■ Exercise description:
Quote every entry word for word.

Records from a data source
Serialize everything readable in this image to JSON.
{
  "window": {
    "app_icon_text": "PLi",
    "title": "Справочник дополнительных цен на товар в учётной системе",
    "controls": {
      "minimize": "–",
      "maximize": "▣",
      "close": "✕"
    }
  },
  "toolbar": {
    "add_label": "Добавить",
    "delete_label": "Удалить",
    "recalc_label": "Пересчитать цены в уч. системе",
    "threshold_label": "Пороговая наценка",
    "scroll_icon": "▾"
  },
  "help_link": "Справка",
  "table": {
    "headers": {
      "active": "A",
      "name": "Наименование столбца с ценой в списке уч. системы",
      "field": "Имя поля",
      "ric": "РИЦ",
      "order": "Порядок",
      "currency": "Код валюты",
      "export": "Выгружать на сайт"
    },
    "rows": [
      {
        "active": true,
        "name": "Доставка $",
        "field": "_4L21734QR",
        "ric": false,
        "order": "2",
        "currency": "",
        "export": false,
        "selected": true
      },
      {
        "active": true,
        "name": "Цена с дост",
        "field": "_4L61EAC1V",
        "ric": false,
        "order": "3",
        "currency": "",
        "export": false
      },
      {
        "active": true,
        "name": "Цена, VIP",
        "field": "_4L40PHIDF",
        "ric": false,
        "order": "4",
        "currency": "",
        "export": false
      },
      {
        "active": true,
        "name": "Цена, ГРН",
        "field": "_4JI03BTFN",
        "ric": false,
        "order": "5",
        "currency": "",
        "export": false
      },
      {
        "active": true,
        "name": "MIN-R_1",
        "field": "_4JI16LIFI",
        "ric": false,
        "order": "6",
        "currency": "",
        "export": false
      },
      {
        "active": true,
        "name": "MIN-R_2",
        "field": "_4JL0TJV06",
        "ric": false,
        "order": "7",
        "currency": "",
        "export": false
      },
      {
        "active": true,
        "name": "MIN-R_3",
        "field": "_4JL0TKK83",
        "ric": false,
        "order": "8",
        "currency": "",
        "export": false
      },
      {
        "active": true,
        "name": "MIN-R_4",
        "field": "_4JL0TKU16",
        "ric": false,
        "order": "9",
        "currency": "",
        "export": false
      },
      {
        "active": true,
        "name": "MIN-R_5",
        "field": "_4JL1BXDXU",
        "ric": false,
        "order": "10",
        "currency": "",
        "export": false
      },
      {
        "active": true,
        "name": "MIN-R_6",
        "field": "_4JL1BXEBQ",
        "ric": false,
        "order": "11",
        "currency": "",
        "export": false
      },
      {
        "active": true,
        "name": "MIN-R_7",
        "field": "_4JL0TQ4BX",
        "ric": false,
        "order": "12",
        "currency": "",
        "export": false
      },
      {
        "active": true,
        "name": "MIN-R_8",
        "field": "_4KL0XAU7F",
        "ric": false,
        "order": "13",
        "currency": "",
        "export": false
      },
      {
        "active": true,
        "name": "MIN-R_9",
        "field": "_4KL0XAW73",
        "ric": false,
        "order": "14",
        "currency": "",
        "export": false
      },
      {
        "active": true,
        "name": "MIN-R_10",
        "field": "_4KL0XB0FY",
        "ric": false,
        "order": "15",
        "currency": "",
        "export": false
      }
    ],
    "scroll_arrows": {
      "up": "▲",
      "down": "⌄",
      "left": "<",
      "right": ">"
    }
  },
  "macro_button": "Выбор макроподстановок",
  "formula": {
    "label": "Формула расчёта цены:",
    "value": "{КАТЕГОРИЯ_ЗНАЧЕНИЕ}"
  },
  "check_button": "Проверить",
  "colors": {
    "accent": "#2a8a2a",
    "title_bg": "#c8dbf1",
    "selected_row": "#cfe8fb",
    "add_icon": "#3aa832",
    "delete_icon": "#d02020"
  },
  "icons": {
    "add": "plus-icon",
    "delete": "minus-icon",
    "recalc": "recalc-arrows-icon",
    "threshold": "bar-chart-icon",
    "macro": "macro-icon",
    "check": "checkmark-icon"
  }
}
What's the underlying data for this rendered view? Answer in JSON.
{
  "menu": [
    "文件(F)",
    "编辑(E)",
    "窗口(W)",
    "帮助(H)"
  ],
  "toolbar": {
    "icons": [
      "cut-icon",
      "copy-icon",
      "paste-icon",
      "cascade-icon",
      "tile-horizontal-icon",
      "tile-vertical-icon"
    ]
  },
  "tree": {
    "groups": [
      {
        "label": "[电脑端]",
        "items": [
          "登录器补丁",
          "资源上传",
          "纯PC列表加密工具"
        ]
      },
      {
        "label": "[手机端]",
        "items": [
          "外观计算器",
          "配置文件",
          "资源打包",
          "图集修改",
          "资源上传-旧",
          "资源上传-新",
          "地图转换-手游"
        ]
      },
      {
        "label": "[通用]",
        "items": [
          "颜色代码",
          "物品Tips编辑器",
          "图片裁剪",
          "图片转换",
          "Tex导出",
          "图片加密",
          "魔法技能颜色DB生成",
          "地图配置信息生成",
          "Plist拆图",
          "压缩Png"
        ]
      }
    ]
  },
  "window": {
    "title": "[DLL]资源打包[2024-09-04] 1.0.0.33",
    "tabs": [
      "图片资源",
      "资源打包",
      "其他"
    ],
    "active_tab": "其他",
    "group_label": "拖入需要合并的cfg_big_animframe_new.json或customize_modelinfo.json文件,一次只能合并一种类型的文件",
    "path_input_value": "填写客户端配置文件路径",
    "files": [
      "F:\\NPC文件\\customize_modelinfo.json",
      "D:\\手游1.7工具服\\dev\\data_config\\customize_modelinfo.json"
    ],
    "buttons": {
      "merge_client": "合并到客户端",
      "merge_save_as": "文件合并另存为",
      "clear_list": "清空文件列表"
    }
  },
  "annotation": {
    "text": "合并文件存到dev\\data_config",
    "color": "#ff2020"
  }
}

■ Reply:
Serialize everything readable in this image to JSON.
{
  "window": {
    "app_icon_text": "PLi",
    "title": "Справочник дополнительных цен на товар в учётной системе",
    "controls": {
      "minimize": "–",
      "maximize": "▣",
      "close": "✕"
    }
  },
  "toolbar": {
    "add_label": "Добавить",
    "delete_label": "Удалить",
    "recalc_label": "Пересчитать цены в уч. системе",
    "threshold_label": "Пороговая наценка",
    "scroll_icon": "▾"
  },
  "help_link": "Справка",
  "table": {
    "headers": {
      "active": "A",
      "name": "Наименование столбца с ценой в списке уч. системы",
      "field": "Имя поля",
      "ric": "РИЦ",
      "order": "Порядок",
      "currency": "Код валюты",
      "export": "Выгружать на сайт"
    },
    "rows": [
      {
        "active": true,
        "name": "Доставка $",
        "field": "_4L21734QR",
        "ric": false,
        "order": "2",
        "currency": "",
        "export": false,
        "selected": true
      },
      {
        "active": true,
        "name": "Цена с дост",
        "field": "_4L61EAC1V",
        "ric": false,
        "order": "3",
        "currency": "",
        "export": false
      },
      {
        "active": true,
        "name": "Цена, VIP",
        "field": "_4L40PHIDF",
        "ric": false,
        "order": "4",
        "currency": "",
        "export": false
      },
      {
        "active": true,
        "name": "Цена, ГРН",
        "field": "_4JI03BTFN",
        "ric": false,
        "order": "5",
        "currency": "",
        "export": false
      },
      {
        "active": true,
        "name": "MIN-R_1",
        "field": "_4JI16LIFI",
        "ric": false,
        "order": "6",
        "currency": "",
        "export": false
      },
      {
        "active": true,
        "name": "MIN-R_2",
        "field": "_4JL0TJV06",
        "ric": false,
        "order": "7",
        "currency": "",
        "export": false
      },
      {
        "active": true,
        "name": "MIN-R_3",
        "field": "_4JL0TKK83",
        "ric": false,
        "order": "8",
        "currency": "",
        "export": false
      },
      {
        "active": true,
        "name": "MIN-R_4",
        "field": "_4JL0TKU16",
        "ric": false,
        "order": "9",
        "currency": "",
        "export": false
      },
      {
        "active": true,
        "name": "MIN-R_5",
        "field": "_4JL1BXDXU",
        "ric": false,
        "order": "10",
        "currency": "",
        "export": false
      },
      {
        "active": true,
        "name": "MIN-R_6",
        "field": "_4JL1BXEBQ",
        "ric": false,
        "order": "11",
        "currency": "",
        "export": false
      },
      {
        "active": true,
        "name": "MIN-R_7",
        "field": "_4JL0TQ4BX",
        "ric": false,
        "order": "12",
        "currency": "",
        "export": false
      },
      {
        "active": true,
        "name": "MIN-R_8",
        "field": "_4KL0XAU7F",
        "ric": false,
        "order": "13",
        "currency": "",
        "export": false
      },
      {
        "active": true,
        "name": "MIN-R_9",
        "field": "_4KL0XAW73",
        "ric": false,
        "order": "14",
        "currency": "",
        "export": false
      },
      {
        "active": true,
        "name": "MIN-R_10",
        "field": "_4KL0XB0FY",
        "ric": false,
        "order": "15",
        "currency": "",
        "export": false
      }
    ],
    "scroll_arrows": {
      "up": "▲",
      "down": "⌄",
      "left": "<",
      "right": ">"
    }
  },
  "macro_button": "Выбор макроподстановок",
  "formula": {
    "label": "Формула расчёта цены:",
    "value": "{КАТЕГОРИЯ_ЗНАЧЕНИЕ}"
  },
  "check_button": "Проверить",
  "colors": {
    "accent": "#2a8a2a",
    "title_bg": "#c8dbf1",
    "selected_row": "#cfe8fb",
    "add_icon": "#3aa832",
    "delete_icon": "#d02020"
  },
  "icons": {
    "add": "plus-icon",
    "delete": "minus-icon",
    "recalc": "recalc-arrows-icon",
    "threshold": "bar-chart-icon",
    "macro": "macro-icon",
    "check": "checkmark-icon"
  }
}
What's the underlying data for this rendered view? Answer in JSON.
{
  "menu": [
    "文件(F)",
    "编辑(E)",
    "窗口(W)",
    "帮助(H)"
  ],
  "toolbar": {
    "icons": [
      "cut-icon",
      "copy-icon",
      "paste-icon",
      "cascade-icon",
      "tile-horizontal-icon",
      "tile-vertical-icon"
    ]
  },
  "tree": {
    "groups": [
      {
        "label": "[电脑端]",
        "items": [
          "登录器补丁",
          "资源上传",
          "纯PC列表加密工具"
        ]
      },
      {
        "label": "[手机端]",
        "items": [
          "外观计算器",
          "配置文件",
          "资源打包",
          "图集修改",
          "资源上传-旧",
          "资源上传-新",
          "地图转换-手游"
        ]
      },
      {
        "label": "[通用]",
        "items": [
          "颜色代码",
          "物品Tips编辑器",
          "图片裁剪",
          "图片转换",
          "Tex导出",
          "图片加密",
          "魔法技能颜色DB生成",
          "地图配置信息生成",
          "Plist拆图",
          "压缩Png"
        ]
      }
    ]
  },
  "window": {
    "title": "[DLL]资源打包[2024-09-04] 1.0.0.33",
    "tabs": [
      "图片资源",
      "资源打包",
      "其他"
    ],
    "active_tab": "其他",
    "group_label": "拖入需要合并的cfg_big_animframe_new.json或customize_modelinfo.json文件,一次只能合并一种类型的文件",
    "path_input_value": "填写客户端配置文件路径",
    "files": [
      "F:\\NPC文件\\customize_modelinfo.json",
      "D:\\手游1.7工具服\\dev\\data_config\\customize_modelinfo.json"
    ],
    "buttons": {
      "merge_client": "合并到客户端",
      "merge_save_as": "文件合并另存为",
      "clear_list": "清空文件列表"
    }
  },
  "annotation": {
    "text": "合并文件存到dev\\data_config",
    "color": "#ff2020"
  }
}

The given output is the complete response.